WORK ITEM: Look for the string "text" in the data below, and copy each line that holds it.

----- SUPPLIED RECORDS

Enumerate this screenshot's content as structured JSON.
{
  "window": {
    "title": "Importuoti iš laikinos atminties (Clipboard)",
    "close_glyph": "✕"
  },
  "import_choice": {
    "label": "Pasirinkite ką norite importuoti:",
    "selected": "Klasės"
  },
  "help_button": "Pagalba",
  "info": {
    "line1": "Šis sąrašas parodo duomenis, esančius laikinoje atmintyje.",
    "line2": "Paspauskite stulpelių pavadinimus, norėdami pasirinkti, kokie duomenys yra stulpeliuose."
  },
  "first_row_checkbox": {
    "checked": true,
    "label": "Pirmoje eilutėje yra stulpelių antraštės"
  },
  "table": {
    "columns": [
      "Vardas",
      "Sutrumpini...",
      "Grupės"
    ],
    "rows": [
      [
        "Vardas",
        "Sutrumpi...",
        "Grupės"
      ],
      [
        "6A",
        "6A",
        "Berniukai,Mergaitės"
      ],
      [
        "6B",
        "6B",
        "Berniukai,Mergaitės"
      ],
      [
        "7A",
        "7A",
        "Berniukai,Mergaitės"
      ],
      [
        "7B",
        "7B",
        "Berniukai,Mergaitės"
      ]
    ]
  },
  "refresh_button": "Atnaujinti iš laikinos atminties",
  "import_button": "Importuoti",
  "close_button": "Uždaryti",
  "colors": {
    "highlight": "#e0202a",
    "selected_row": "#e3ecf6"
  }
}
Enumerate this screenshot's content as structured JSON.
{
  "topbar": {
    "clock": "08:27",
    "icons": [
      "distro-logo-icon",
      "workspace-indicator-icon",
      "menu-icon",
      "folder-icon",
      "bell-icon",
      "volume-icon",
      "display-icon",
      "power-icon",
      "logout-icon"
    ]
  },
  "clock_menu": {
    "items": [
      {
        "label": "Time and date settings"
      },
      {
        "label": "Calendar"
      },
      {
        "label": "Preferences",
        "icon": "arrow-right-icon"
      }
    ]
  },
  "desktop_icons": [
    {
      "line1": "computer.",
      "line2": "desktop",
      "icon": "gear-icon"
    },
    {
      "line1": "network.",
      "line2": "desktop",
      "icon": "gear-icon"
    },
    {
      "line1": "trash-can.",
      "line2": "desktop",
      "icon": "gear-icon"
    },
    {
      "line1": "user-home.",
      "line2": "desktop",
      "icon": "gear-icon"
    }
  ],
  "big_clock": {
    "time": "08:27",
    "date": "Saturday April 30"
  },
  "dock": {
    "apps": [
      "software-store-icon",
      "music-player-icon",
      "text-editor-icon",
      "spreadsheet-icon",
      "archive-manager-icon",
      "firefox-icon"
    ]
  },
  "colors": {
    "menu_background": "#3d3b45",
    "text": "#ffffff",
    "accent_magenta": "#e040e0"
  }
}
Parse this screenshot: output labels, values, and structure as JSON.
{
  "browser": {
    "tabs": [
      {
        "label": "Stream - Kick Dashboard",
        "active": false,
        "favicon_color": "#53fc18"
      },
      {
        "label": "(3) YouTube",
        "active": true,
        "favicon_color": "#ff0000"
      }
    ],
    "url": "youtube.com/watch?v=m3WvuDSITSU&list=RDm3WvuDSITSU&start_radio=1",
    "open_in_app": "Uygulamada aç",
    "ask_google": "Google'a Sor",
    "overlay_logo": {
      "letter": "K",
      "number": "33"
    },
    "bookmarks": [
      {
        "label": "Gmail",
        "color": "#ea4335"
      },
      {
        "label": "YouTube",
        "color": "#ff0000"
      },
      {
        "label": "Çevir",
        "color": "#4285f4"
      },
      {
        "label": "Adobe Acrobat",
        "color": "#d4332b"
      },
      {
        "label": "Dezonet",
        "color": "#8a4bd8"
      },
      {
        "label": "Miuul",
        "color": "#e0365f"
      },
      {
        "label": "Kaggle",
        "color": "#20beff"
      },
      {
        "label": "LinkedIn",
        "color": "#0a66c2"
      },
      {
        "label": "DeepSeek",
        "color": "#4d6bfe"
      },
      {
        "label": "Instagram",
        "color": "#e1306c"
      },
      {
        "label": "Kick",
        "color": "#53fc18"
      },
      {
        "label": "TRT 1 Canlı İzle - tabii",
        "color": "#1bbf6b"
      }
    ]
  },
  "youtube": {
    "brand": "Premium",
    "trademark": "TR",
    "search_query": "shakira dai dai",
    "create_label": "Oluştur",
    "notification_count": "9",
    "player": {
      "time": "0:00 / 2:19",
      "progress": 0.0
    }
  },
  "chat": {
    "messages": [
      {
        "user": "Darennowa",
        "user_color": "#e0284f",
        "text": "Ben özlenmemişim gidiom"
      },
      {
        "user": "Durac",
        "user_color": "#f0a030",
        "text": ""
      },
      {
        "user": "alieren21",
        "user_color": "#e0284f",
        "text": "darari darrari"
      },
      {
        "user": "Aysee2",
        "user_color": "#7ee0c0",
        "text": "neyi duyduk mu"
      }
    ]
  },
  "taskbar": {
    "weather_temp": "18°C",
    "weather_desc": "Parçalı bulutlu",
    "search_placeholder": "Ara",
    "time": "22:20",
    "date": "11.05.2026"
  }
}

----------

YOUR SOLUTION:
      "text-editor-icon",
    "text": "#ffffff",
        "text": "Ben özlenmemişim gidiom"
        "text": ""
        "text": "darari darrari"
        "text": "neyi duyduk mu"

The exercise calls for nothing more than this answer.